• Be Direct, Factual, and Sincere

You have to express your concern or problem clearly and constructively so that others understand where you’re coming from. Getting to the point, stating the facts as you know them, and speaking with candour and respect are the best ways of getting to a point constructively and increasing the likelihood that you’ll be heard the way you want to be heard.

• Go to the Source

A conflict is best resolved by addressing it face-to-face with the other party. Telling a third party or communicating by email cannot replace the person-toperson conversation that’s required for conflict resolution to work. Despite the discomfort you may feel with this direct method, a good old-fashioned talk still is the tried-and-true method for resolving conflicts.

• Get into Problem Solving

So you have a conflict with another team member. Big deal! And you’ve worked out a solution with the other team member? Oh, now that is the big deal. The whole idea is not the fact a difference or disagreement exists between two or more people, but rather that actions are taken to hammer out a solution. When you’re able to work out solutions with other team members, now that’s the big deal that teams need to have for resolving conflicts.

• Actively Listen

Active listening is all about showing that you care and are working to understand what someone else is saying and what that person truly means. Understanding that efforts to actively listen are greatly needed during conflict situations isn’t difficult. Those efforts are greatly needed so that the parties can work out their concerns.
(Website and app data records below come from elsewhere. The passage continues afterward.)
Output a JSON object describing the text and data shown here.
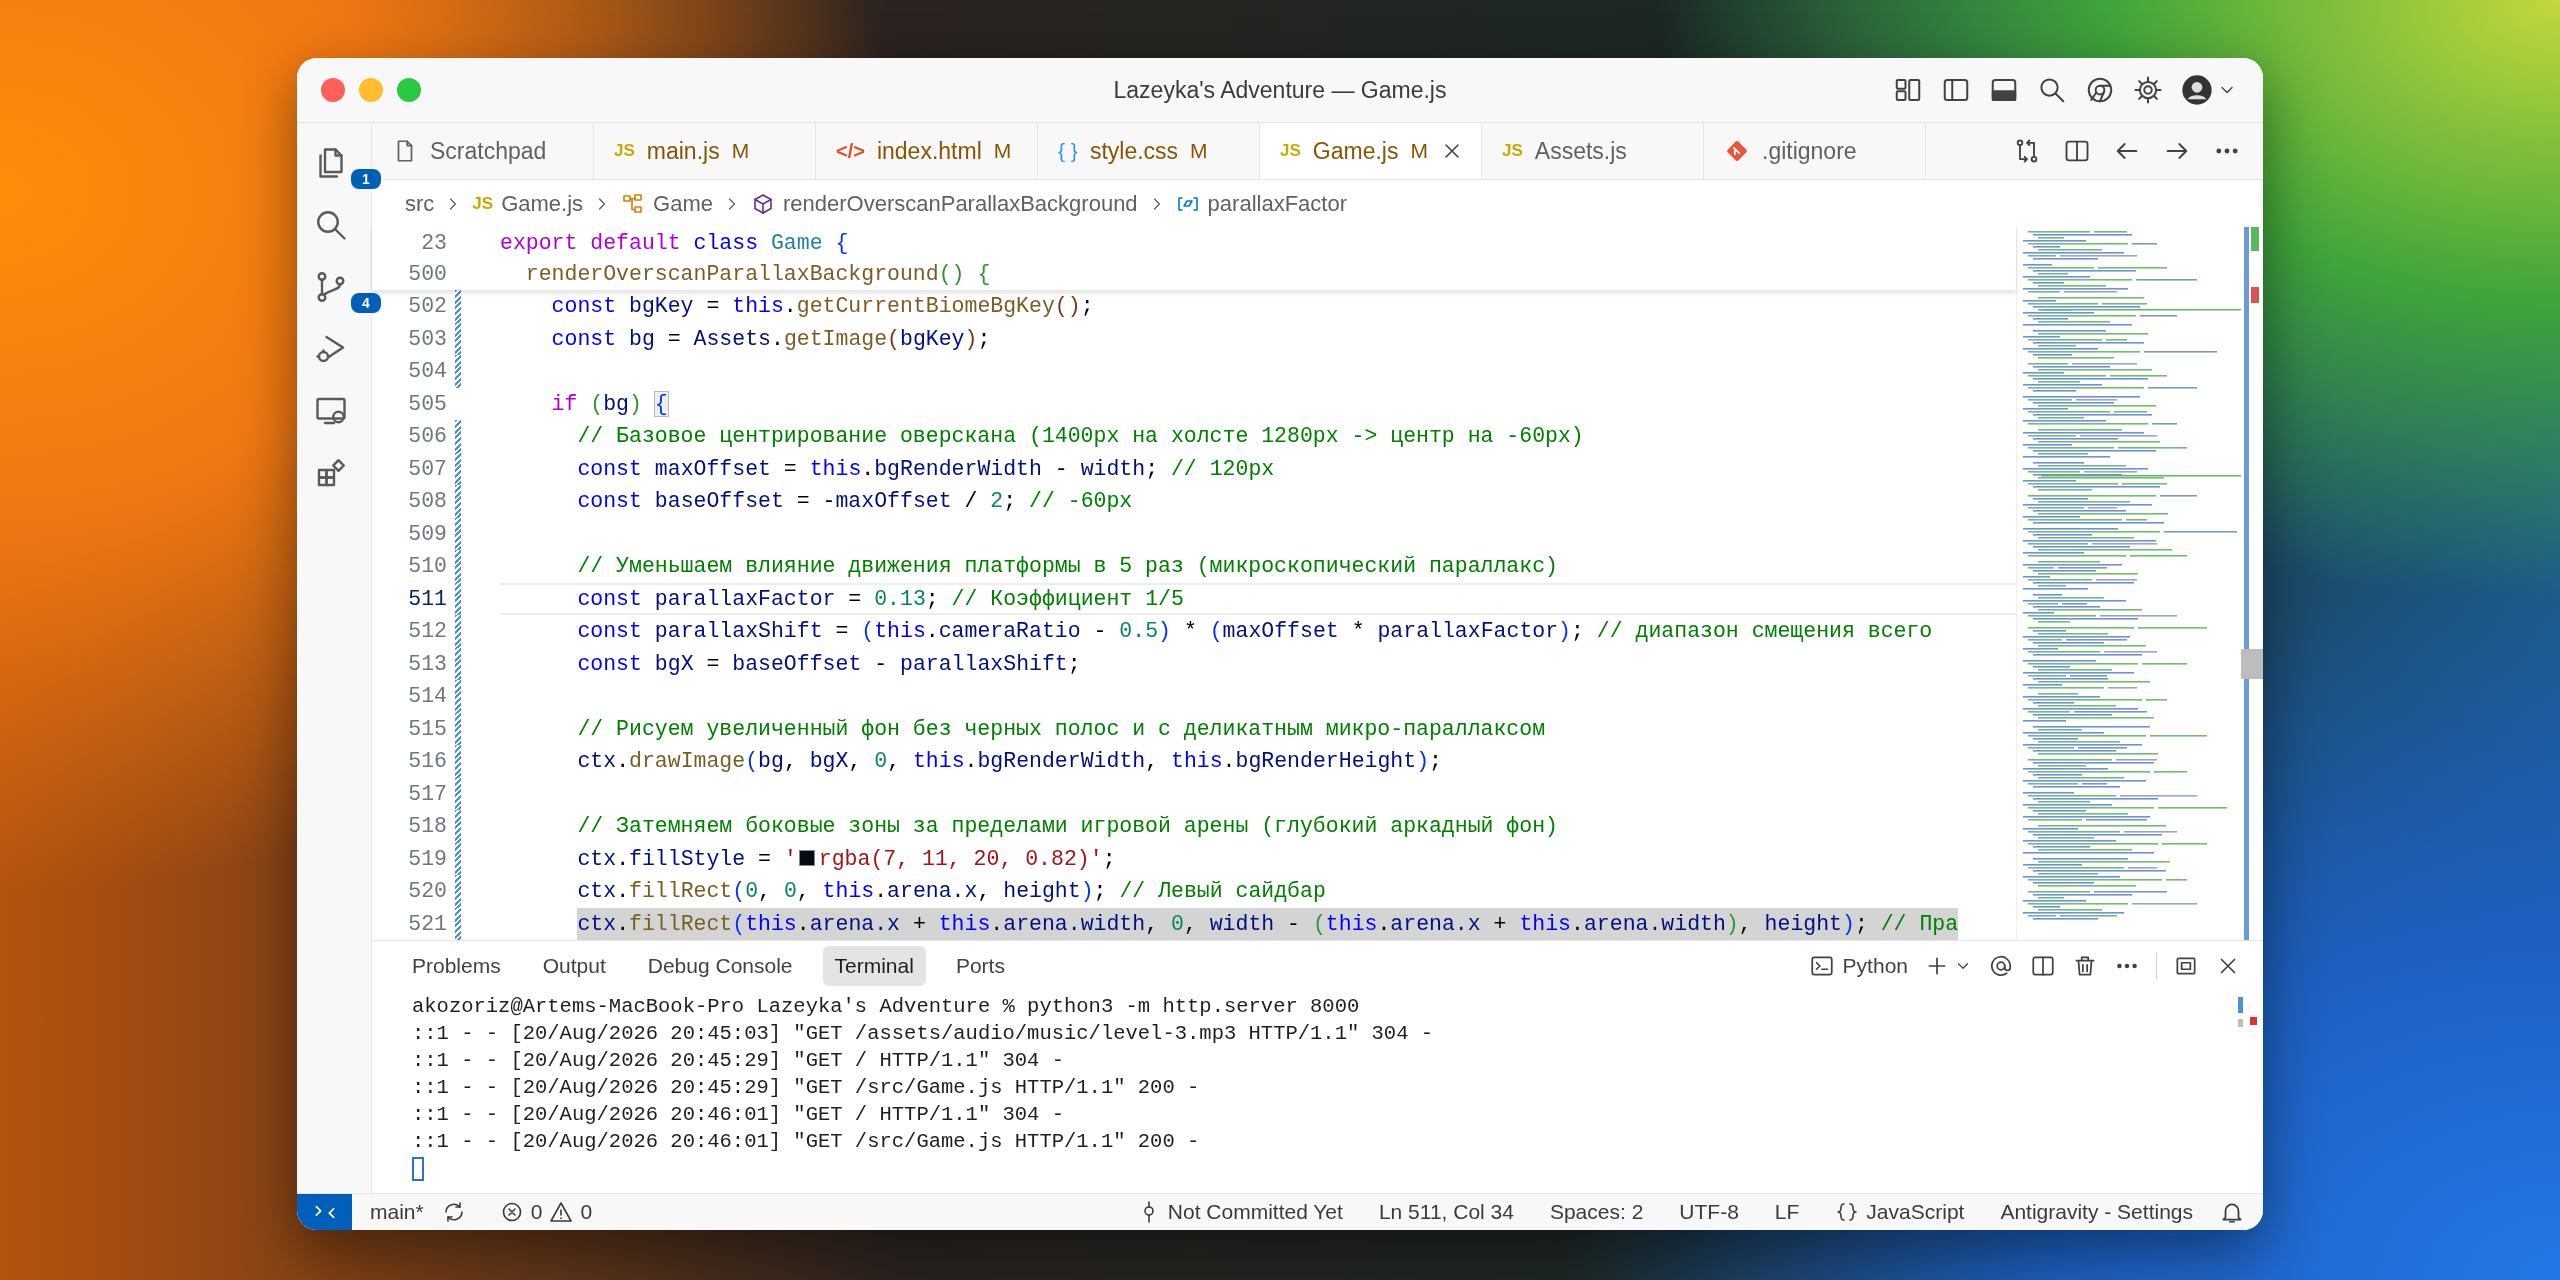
{
  "window": {
    "title": "Lazeyka's Adventure — Game.js"
  },
  "activity_bar": [
    {
      "kind": "explorer",
      "badge": "1"
    },
    {
      "kind": "search"
    },
    {
      "kind": "source_control",
      "badge": "4"
    },
    {
      "kind": "run_debug"
    },
    {
      "kind": "remote"
    },
    {
      "kind": "extensions"
    }
  ],
  "tabs": [
    {
      "label": "Scratchpad",
      "kind": "file",
      "selected": false
    },
    {
      "label": "main.js",
      "kind": "js",
      "icon_text": "JS",
      "badge": "M",
      "selected": false
    },
    {
      "label": "index.html",
      "kind": "html",
      "icon_text": "</>",
      "badge": "M",
      "selected": false
    },
    {
      "label": "style.css",
      "kind": "css",
      "icon_text": "{ }",
      "badge": "M",
      "selected": false
    },
    {
      "label": "Game.js",
      "kind": "js",
      "icon_text": "JS",
      "badge": "M",
      "selected": true
    },
    {
      "label": "Assets.js",
      "kind": "js",
      "icon_text": "JS",
      "selected": false
    },
    {
      "label": ".gitignore",
      "kind": "git",
      "selected": false
    }
  ],
  "breadcrumb": [
    {
      "kind": "folder",
      "label": "src"
    },
    {
      "kind": "js",
      "icon_text": "JS",
      "label": "Game.js"
    },
    {
      "kind": "class",
      "label": "Game"
    },
    {
      "kind": "method",
      "label": "renderOverscanParallaxBackground"
    },
    {
      "kind": "field",
      "label": "parallaxFactor"
    }
  ],
  "editor": {
    "sticky_lines": [
      {
        "number": "23",
        "tokens": [
          {
            "kind": "ctrl",
            "text": "export default "
          },
          {
            "kind": "kw",
            "text": "class "
          },
          {
            "kind": "type",
            "text": "Game "
          },
          {
            "kind": "br",
            "text": "{"
          }
        ],
        "children": [
          {
            "number": "500",
            "tokens": [
              {
                "kind": "fn",
                "text": "renderOverscanParallaxBackground"
              },
              {
                "kind": "br2",
                "text": "() {"
              }
            ]
          }
        ]
      }
    ],
    "lines": [
      {
        "number": "502",
        "changed": true,
        "current": false,
        "tokens": [
          {
            "kind": "kw",
            "text": "const "
          },
          {
            "kind": "var",
            "text": "bgKey"
          },
          {
            "kind": "p",
            "text": " = "
          },
          {
            "kind": "kw",
            "text": "this"
          },
          {
            "kind": "p",
            "text": "."
          },
          {
            "kind": "fn",
            "text": "getCurrentBiomeBgKey"
          },
          {
            "kind": "br3",
            "text": "()"
          },
          {
            "kind": "p",
            "text": ";"
          }
        ]
      },
      {
        "number": "503",
        "changed": true,
        "current": false,
        "tokens": [
          {
            "kind": "kw",
            "text": "const "
          },
          {
            "kind": "var",
            "text": "bg"
          },
          {
            "kind": "p",
            "text": " = "
          },
          {
            "kind": "var",
            "text": "Assets"
          },
          {
            "kind": "p",
            "text": "."
          },
          {
            "kind": "fn",
            "text": "getImage"
          },
          {
            "kind": "br3",
            "text": "("
          },
          {
            "kind": "var",
            "text": "bgKey"
          },
          {
            "kind": "br3",
            "text": ")"
          },
          {
            "kind": "p",
            "text": ";"
          }
        ]
      },
      {
        "number": "504",
        "changed": true,
        "current": false
      },
      {
        "number": "505",
        "changed": false,
        "current": false,
        "tokens": [
          {
            "kind": "ctrl",
            "text": "if "
          },
          {
            "kind": "br2",
            "text": "("
          },
          {
            "kind": "var",
            "text": "bg"
          },
          {
            "kind": "br2",
            "text": ") "
          },
          {
            "kind": "brm",
            "text": "{"
          }
        ],
        "children": [
          {
            "number": "506",
            "changed": true,
            "current": false,
            "tokens": [
              {
                "kind": "cm",
                "text": "// Базовое центрирование оверскана (1400px на холсте 1280px -> центр на -60px)"
              }
            ]
          },
          {
            "number": "507",
            "changed": true,
            "current": false,
            "tokens": [
              {
                "kind": "kw",
                "text": "const "
              },
              {
                "kind": "var",
                "text": "maxOffset"
              },
              {
                "kind": "p",
                "text": " = "
              },
              {
                "kind": "kw",
                "text": "this"
              },
              {
                "kind": "p",
                "text": "."
              },
              {
                "kind": "var",
                "text": "bgRenderWidth"
              },
              {
                "kind": "p",
                "text": " - "
              },
              {
                "kind": "var",
                "text": "width"
              },
              {
                "kind": "p",
                "text": "; "
              },
              {
                "kind": "cm",
                "text": "// 120px"
              }
            ]
          },
          {
            "number": "508",
            "changed": true,
            "current": false,
            "tokens": [
              {
                "kind": "kw",
                "text": "const "
              },
              {
                "kind": "var",
                "text": "baseOffset"
              },
              {
                "kind": "p",
                "text": " = -"
              },
              {
                "kind": "var",
                "text": "maxOffset"
              },
              {
                "kind": "p",
                "text": " / "
              },
              {
                "kind": "num",
                "text": "2"
              },
              {
                "kind": "p",
                "text": "; "
              },
              {
                "kind": "cm",
                "text": "// -60px"
              }
            ]
          },
          {
            "number": "509",
            "changed": true,
            "current": false
          },
          {
            "number": "510",
            "changed": true,
            "current": false,
            "tokens": [
              {
                "kind": "cm",
                "text": "// Уменьшаем влияние движения платформы в 5 раз (микроскопический параллакс)"
              }
            ]
          },
          {
            "number": "511",
            "changed": true,
            "current": true,
            "tokens": [
              {
                "kind": "kw",
                "text": "const "
              },
              {
                "kind": "var",
                "text": "parallaxFactor"
              },
              {
                "kind": "p",
                "text": " = "
              },
              {
                "kind": "num",
                "text": "0.13"
              },
              {
                "kind": "p",
                "text": "; "
              },
              {
                "kind": "cm",
                "text": "// Коэффициент 1/5"
              }
            ]
          },
          {
            "number": "512",
            "changed": true,
            "current": false,
            "tokens": [
              {
                "kind": "kw",
                "text": "const "
              },
              {
                "kind": "var",
                "text": "parallaxShift"
              },
              {
                "kind": "p",
                "text": " = "
              },
              {
                "kind": "br",
                "text": "("
              },
              {
                "kind": "kw",
                "text": "this"
              },
              {
                "kind": "p",
                "text": "."
              },
              {
                "kind": "var",
                "text": "cameraRatio"
              },
              {
                "kind": "p",
                "text": " - "
              },
              {
                "kind": "num",
                "text": "0.5"
              },
              {
                "kind": "br",
                "text": ")"
              },
              {
                "kind": "p",
                "text": " * "
              },
              {
                "kind": "br",
                "text": "("
              },
              {
                "kind": "var",
                "text": "maxOffset"
              },
              {
                "kind": "p",
                "text": " * "
              },
              {
                "kind": "var",
                "text": "parallaxFactor"
              },
              {
                "kind": "br",
                "text": ")"
              },
              {
                "kind": "p",
                "text": "; "
              },
              {
                "kind": "cm",
                "text": "// диапазон смещения всего"
              }
            ]
          },
          {
            "number": "513",
            "changed": true,
            "current": false,
            "tokens": [
              {
                "kind": "kw",
                "text": "const "
              },
              {
                "kind": "var",
                "text": "bgX"
              },
              {
                "kind": "p",
                "text": " = "
              },
              {
                "kind": "var",
                "text": "baseOffset"
              },
              {
                "kind": "p",
                "text": " - "
              },
              {
                "kind": "var",
                "text": "parallaxShift"
              },
              {
                "kind": "p",
                "text": ";"
              }
            ]
          },
          {
            "number": "514",
            "changed": true,
            "current": false
          },
          {
            "number": "515",
            "changed": true,
            "current": false,
            "tokens": [
              {
                "kind": "cm",
                "text": "// Рисуем увеличенный фон без черных полос и с деликатным микро-параллаксом"
              }
            ]
          },
          {
            "number": "516",
            "changed": true,
            "current": false,
            "tokens": [
              {
                "kind": "var",
                "text": "ctx"
              },
              {
                "kind": "p",
                "text": "."
              },
              {
                "kind": "fn",
                "text": "drawImage"
              },
              {
                "kind": "br",
                "text": "("
              },
              {
                "kind": "var",
                "text": "bg"
              },
              {
                "kind": "p",
                "text": ", "
              },
              {
                "kind": "var",
                "text": "bgX"
              },
              {
                "kind": "p",
                "text": ", "
              },
              {
                "kind": "num",
                "text": "0"
              },
              {
                "kind": "p",
                "text": ", "
              },
              {
                "kind": "kw",
                "text": "this"
              },
              {
                "kind": "p",
                "text": "."
              },
              {
                "kind": "var",
                "text": "bgRenderWidth"
              },
              {
                "kind": "p",
                "text": ", "
              },
              {
                "kind": "kw",
                "text": "this"
              },
              {
                "kind": "p",
                "text": "."
              },
              {
                "kind": "var",
                "text": "bgRenderHeight"
              },
              {
                "kind": "br",
                "text": ")"
              },
              {
                "kind": "p",
                "text": ";"
              }
            ]
          },
          {
            "number": "517",
            "changed": true,
            "current": false
          },
          {
            "number": "518",
            "changed": true,
            "current": false,
            "tokens": [
              {
                "kind": "cm",
                "text": "// Затемняем боковые зоны за пределами игровой арены (глубокий аркадный фон)"
              }
            ]
          },
          {
            "number": "519",
            "changed": true,
            "current": false,
            "tokens": [
              {
                "kind": "var",
                "text": "ctx"
              },
              {
                "kind": "p",
                "text": "."
              },
              {
                "kind": "var",
                "text": "fillStyle"
              },
              {
                "kind": "p",
                "text": " = "
              },
              {
                "kind": "str",
                "text": "'"
              },
              {
                "kind": "swatch",
                "color": "#070b14"
              },
              {
                "kind": "str",
                "text": "rgba(7, 11, 20, 0.82)'"
              },
              {
                "kind": "p",
                "text": ";"
              }
            ]
          },
          {
            "number": "520",
            "changed": true,
            "current": false,
            "tokens": [
              {
                "kind": "var",
                "text": "ctx"
              },
              {
                "kind": "p",
                "text": "."
              },
              {
                "kind": "fn",
                "text": "fillRect"
              },
              {
                "kind": "br",
                "text": "("
              },
              {
                "kind": "num",
                "text": "0"
              },
              {
                "kind": "p",
                "text": ", "
              },
              {
                "kind": "num",
                "text": "0"
              },
              {
                "kind": "p",
                "text": ", "
              },
              {
                "kind": "kw",
                "text": "this"
              },
              {
                "kind": "p",
                "text": "."
              },
              {
                "kind": "var",
                "text": "arena.x"
              },
              {
                "kind": "p",
                "text": ", "
              },
              {
                "kind": "var",
                "text": "height"
              },
              {
                "kind": "br",
                "text": ")"
              },
              {
                "kind": "p",
                "text": "; "
              },
              {
                "kind": "cm",
                "text": "// Левый сайдбар"
              }
            ]
          },
          {
            "number": "521",
            "changed": true,
            "current": false,
            "selected": true,
            "tokens": [
              {
                "kind": "var",
                "text": "ctx"
              },
              {
                "kind": "p",
                "text": "."
              },
              {
                "kind": "fn",
                "text": "fillRect"
              },
              {
                "kind": "br",
                "text": "("
              },
              {
                "kind": "kw",
                "text": "this"
              },
              {
                "kind": "p",
                "text": "."
              },
              {
                "kind": "var",
                "text": "arena.x"
              },
              {
                "kind": "p",
                "text": " + "
              },
              {
                "kind": "kw",
                "text": "this"
              },
              {
                "kind": "p",
                "text": "."
              },
              {
                "kind": "var",
                "text": "arena.width"
              },
              {
                "kind": "p",
                "text": ", "
              },
              {
                "kind": "num",
                "text": "0"
              },
              {
                "kind": "p",
                "text": ", "
              },
              {
                "kind": "var",
                "text": "width"
              },
              {
                "kind": "p",
                "text": " - "
              },
              {
                "kind": "br2",
                "text": "("
              },
              {
                "kind": "kw",
                "text": "this"
              },
              {
                "kind": "p",
                "text": "."
              },
              {
                "kind": "var",
                "text": "arena.x"
              },
              {
                "kind": "p",
                "text": " + "
              },
              {
                "kind": "kw",
                "text": "this"
              },
              {
                "kind": "p",
                "text": "."
              },
              {
                "kind": "var",
                "text": "arena.width"
              },
              {
                "kind": "br2",
                "text": ")"
              },
              {
                "kind": "p",
                "text": ", "
              },
              {
                "kind": "var",
                "text": "height"
              },
              {
                "kind": "br",
                "text": ")"
              },
              {
                "kind": "p",
                "text": "; "
              },
              {
                "kind": "cm",
                "text": "// Пра"
              }
            ]
          }
        ]
      }
    ]
  },
  "panel": {
    "tabs": [
      {
        "label": "Problems",
        "selected": false
      },
      {
        "label": "Output",
        "selected": false
      },
      {
        "label": "Debug Console",
        "selected": false
      },
      {
        "label": "Terminal",
        "selected": true
      },
      {
        "label": "Ports",
        "selected": false
      }
    ],
    "terminal_profile": "Python",
    "terminal": {
      "lines": [
        "akozoriz@Artems-MacBook-Pro Lazeyka's Adventure % python3 -m http.server 8000",
        "::1 - - [20/Aug/2026 20:45:03] \"GET /assets/audio/music/level-3.mp3 HTTP/1.1\" 304 -",
        "::1 - - [20/Aug/2026 20:45:29] \"GET / HTTP/1.1\" 304 -",
        "::1 - - [20/Aug/2026 20:45:29] \"GET /src/Game.js HTTP/1.1\" 200 -",
        "::1 - - [20/Aug/2026 20:46:01] \"GET / HTTP/1.1\" 304 -",
        "::1 - - [20/Aug/2026 20:46:01] \"GET /src/Game.js HTTP/1.1\" 200 -"
      ],
      "cursor": true
    }
  },
  "status_bar": {
    "branch": "main*",
    "errors": "0",
    "warnings": "0",
    "right": [
      {
        "kind": "commit",
        "label": "Not Committed Yet"
      },
      {
        "kind": "text",
        "label": "Ln 511, Col 34"
      },
      {
        "kind": "text",
        "label": "Spaces: 2"
      },
      {
        "kind": "text",
        "label": "UTF-8"
      },
      {
        "kind": "text",
        "label": "LF"
      },
      {
        "kind": "language",
        "label": "JavaScript"
      },
      {
        "kind": "text",
        "label": "Antigravity - Settings"
      },
      {
        "kind": "bell"
      }
    ]
  }
}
• Assume that the Other Person Means Well

This assumption is the safest that you can make when you’re working with someone else, especially when you’re dealing with a conflict. When you assume that the other person means well, you don’t have to worry that someone’s out to get you. You’re free to deal with the actions and issues at hand. What a relief!

Provide Feedback to Enhance Team Performance

Here are some steps for providing effective feedback that, if done correctly and consistently, will move your team members to a higher level of productivity and effectiveness. The key is that you need to be consistent or you won’t get results. Remember, you won’t see changes overnight. Change generally happens incrementally and not all at once.

There are six general rules for providing effective feedback.

1. State facts or observations you have noticed and your concern about this behaviour.

2. Explain the impact the negative behaviour has on you.

3. Ask for the other person to explain their view of the situation and use as many questions or question-like statements as possible to get their perspective. Example: “I’d like to understand what caused you to cut Jim off so many times.” “Please tell me more…” “How do you think it made Jim feel?”

4. Once the employee understands the impact their behaviour has on their performance and others around them, coach the person to their own solution. Example: “So what technique could you use that will stop you from interrupting?” “What else could you use?”

5. Get commitment on a SMART Goal from the employee. A SMART Goal is a Specific, Measurable, Achievable, Realistic, and Time bound goal. Example: “What solutions are you committed to trying?” “When will you try it?” “How will you know that you have been successful”

6. Set a specific time for a follow-up discussion.

Now that you know the steps for effective feedback, when are you going to start the process? The sooner you start, the sooner your team will become more productive and effective. And this means greater profits and a more engaged workforce.

Key Points

• The roles of team member must be identified to build a cohesive team structure and allow cooperative interaction among team members

• Achievements and contributions to the team objectives by team members must be recognised, acknowledged

• Conflict should be recognised and responded to positively within team

• Feedback is essential to enhance team performance.